Work task. If a line in the entries below includes the string "this", copy it out.

[Page and application data records]
================

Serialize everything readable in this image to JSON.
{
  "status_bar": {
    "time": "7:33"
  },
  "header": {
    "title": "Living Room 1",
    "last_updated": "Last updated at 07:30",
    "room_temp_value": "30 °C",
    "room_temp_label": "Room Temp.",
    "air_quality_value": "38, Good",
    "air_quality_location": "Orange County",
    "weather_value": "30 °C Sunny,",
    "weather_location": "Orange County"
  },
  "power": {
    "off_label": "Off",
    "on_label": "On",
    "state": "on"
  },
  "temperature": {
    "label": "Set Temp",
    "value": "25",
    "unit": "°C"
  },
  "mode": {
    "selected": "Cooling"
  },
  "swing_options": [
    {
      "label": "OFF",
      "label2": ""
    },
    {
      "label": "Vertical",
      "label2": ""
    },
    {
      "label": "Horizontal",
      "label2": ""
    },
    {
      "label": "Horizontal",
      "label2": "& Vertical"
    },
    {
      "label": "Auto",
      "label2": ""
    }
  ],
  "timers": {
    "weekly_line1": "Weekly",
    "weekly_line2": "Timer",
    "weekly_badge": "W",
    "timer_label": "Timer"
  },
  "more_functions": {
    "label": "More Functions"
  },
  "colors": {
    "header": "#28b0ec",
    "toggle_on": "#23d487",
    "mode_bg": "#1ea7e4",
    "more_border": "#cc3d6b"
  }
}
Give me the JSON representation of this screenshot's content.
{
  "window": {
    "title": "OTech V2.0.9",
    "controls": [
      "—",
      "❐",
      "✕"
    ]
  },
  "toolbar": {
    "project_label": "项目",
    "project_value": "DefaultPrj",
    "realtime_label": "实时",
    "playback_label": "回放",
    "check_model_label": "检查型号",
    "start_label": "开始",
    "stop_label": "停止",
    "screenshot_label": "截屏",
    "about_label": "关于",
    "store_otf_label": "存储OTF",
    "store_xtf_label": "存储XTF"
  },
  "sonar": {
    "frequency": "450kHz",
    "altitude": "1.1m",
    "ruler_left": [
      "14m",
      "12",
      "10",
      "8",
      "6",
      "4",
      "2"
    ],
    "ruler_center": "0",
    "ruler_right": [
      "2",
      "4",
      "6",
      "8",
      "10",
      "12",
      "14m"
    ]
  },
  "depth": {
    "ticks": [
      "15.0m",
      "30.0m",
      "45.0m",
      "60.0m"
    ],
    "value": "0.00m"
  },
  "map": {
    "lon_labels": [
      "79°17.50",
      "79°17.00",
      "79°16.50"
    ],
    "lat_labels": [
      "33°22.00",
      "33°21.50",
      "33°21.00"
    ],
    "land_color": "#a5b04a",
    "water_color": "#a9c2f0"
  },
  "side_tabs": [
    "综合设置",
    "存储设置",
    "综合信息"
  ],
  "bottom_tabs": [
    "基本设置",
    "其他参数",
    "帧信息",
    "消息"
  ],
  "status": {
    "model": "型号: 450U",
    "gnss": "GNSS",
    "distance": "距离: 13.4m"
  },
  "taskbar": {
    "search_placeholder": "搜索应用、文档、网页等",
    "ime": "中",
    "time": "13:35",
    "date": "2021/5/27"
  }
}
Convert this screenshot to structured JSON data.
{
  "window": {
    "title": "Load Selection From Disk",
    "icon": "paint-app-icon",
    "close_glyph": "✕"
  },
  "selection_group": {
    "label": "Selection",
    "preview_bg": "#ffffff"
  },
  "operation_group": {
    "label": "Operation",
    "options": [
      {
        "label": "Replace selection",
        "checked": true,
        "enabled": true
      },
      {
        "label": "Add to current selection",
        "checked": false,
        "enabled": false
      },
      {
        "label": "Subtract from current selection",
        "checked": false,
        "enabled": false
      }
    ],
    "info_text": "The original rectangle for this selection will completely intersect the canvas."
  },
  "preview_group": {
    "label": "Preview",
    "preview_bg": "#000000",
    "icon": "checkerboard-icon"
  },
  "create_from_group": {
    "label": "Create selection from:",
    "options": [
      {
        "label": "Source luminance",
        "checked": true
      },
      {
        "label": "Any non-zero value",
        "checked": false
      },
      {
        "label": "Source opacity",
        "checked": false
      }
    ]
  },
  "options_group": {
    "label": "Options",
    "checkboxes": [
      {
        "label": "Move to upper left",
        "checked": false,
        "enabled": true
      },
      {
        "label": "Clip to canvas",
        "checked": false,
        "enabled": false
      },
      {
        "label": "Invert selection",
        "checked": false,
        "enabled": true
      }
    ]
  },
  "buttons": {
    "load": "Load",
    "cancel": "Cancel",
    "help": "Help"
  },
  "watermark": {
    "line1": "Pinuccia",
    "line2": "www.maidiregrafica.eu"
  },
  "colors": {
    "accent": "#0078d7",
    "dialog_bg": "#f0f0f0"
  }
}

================

Solved problem.
Serialize everything readable in this image to JSON.
Give me the JSON representation of this screenshot's content.
Convert this screenshot to structured JSON data.
    "info_text": "The original rectangle for this selection will completely intersect the canvas."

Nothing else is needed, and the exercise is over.